(Data excerpts)
# # # # # # #

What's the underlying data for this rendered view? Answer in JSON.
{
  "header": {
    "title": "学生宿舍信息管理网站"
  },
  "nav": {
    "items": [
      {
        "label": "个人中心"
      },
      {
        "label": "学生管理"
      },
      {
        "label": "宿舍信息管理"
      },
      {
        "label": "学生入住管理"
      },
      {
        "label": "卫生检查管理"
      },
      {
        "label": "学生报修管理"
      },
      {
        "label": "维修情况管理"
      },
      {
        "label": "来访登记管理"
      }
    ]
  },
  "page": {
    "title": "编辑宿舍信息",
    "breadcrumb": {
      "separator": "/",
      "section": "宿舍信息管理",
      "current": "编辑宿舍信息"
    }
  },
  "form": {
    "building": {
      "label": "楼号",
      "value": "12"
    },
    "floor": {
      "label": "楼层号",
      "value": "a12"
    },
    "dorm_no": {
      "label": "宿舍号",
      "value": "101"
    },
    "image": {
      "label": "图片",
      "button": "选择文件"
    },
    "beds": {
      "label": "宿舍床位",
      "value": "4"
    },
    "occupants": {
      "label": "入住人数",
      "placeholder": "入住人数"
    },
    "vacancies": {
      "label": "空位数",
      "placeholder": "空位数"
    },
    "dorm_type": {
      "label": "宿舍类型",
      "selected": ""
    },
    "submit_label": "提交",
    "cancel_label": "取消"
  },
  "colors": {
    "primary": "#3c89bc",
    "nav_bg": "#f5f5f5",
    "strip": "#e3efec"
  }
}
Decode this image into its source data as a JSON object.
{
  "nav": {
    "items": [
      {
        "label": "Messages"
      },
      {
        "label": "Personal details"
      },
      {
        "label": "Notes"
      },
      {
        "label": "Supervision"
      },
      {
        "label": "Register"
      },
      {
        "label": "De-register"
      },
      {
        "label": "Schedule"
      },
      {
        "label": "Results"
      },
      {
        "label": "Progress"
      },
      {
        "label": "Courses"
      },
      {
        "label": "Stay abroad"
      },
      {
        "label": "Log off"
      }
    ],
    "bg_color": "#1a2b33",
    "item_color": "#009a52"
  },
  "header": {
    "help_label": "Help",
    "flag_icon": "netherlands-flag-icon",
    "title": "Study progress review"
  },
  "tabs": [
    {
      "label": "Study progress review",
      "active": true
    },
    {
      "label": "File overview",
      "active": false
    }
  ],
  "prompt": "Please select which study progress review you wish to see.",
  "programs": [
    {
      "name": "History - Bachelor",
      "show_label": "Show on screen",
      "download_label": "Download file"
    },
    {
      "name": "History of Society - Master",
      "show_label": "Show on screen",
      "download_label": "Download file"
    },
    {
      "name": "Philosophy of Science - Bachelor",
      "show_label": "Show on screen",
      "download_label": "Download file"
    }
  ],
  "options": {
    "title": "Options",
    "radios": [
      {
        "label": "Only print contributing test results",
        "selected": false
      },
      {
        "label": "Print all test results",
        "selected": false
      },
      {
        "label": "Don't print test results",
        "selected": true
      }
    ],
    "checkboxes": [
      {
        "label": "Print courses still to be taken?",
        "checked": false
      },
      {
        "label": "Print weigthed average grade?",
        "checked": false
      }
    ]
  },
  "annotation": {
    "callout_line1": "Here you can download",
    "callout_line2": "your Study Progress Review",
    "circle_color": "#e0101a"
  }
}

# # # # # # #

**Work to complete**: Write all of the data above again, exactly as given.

**Solution below**:
What's the underlying data for this rendered view? Answer in JSON.
{
  "header": {
    "title": "学生宿舍信息管理网站"
  },
  "nav": {
    "items": [
      {
        "label": "个人中心"
      },
      {
        "label": "学生管理"
      },
      {
        "label": "宿舍信息管理"
      },
      {
        "label": "学生入住管理"
      },
      {
        "label": "卫生检查管理"
      },
      {
        "label": "学生报修管理"
      },
      {
        "label": "维修情况管理"
      },
      {
        "label": "来访登记管理"
      }
    ]
  },
  "page": {
    "title": "编辑宿舍信息",
    "breadcrumb": {
      "separator": "/",
      "section": "宿舍信息管理",
      "current": "编辑宿舍信息"
    }
  },
  "form": {
    "building": {
      "label": "楼号",
      "value": "12"
    },
    "floor": {
      "label": "楼层号",
      "value": "a12"
    },
    "dorm_no": {
      "label": "宿舍号",
      "value": "101"
    },
    "image": {
      "label": "图片",
      "button": "选择文件"
    },
    "beds": {
      "label": "宿舍床位",
      "value": "4"
    },
    "occupants": {
      "label": "入住人数",
      "placeholder": "入住人数"
    },
    "vacancies": {
      "label": "空位数",
      "placeholder": "空位数"
    },
    "dorm_type": {
      "label": "宿舍类型",
      "selected": ""
    },
    "submit_label": "提交",
    "cancel_label": "取消"
  },
  "colors": {
    "primary": "#3c89bc",
    "nav_bg": "#f5f5f5",
    "strip": "#e3efec"
  }
}
Decode this image into its source data as a JSON object.
{
  "nav": {
    "items": [
      {
        "label": "Messages"
      },
      {
        "label": "Personal details"
      },
      {
        "label": "Notes"
      },
      {
        "label": "Supervision"
      },
      {
        "label": "Register"
      },
      {
        "label": "De-register"
      },
      {
        "label": "Schedule"
      },
      {
        "label": "Results"
      },
      {
        "label": "Progress"
      },
      {
        "label": "Courses"
      },
      {
        "label": "Stay abroad"
      },
      {
        "label": "Log off"
      }
    ],
    "bg_color": "#1a2b33",
    "item_color": "#009a52"
  },
  "header": {
    "help_label": "Help",
    "flag_icon": "netherlands-flag-icon",
    "title": "Study progress review"
  },
  "tabs": [
    {
      "label": "Study progress review",
      "active": true
    },
    {
      "label": "File overview",
      "active": false
    }
  ],
  "prompt": "Please select which study progress review you wish to see.",
  "programs": [
    {
      "name": "History - Bachelor",
      "show_label": "Show on screen",
      "download_label": "Download file"
    },
    {
      "name": "History of Society - Master",
      "show_label": "Show on screen",
      "download_label": "Download file"
    },
    {
      "name": "Philosophy of Science - Bachelor",
      "show_label": "Show on screen",
      "download_label": "Download file"
    }
  ],
  "options": {
    "title": "Options",
    "radios": [
      {
        "label": "Only print contributing test results",
        "selected": false
      },
      {
        "label": "Print all test results",
        "selected": false
      },
      {
        "label": "Don't print test results",
        "selected": true
      }
    ],
    "checkboxes": [
      {
        "label": "Print courses still to be taken?",
        "checked": false
      },
      {
        "label": "Print weigthed average grade?",
        "checked": false
      }
    ]
  },
  "annotation": {
    "callout_line1": "Here you can download",
    "callout_line2": "your Study Progress Review",
    "circle_color": "#e0101a"
  }
}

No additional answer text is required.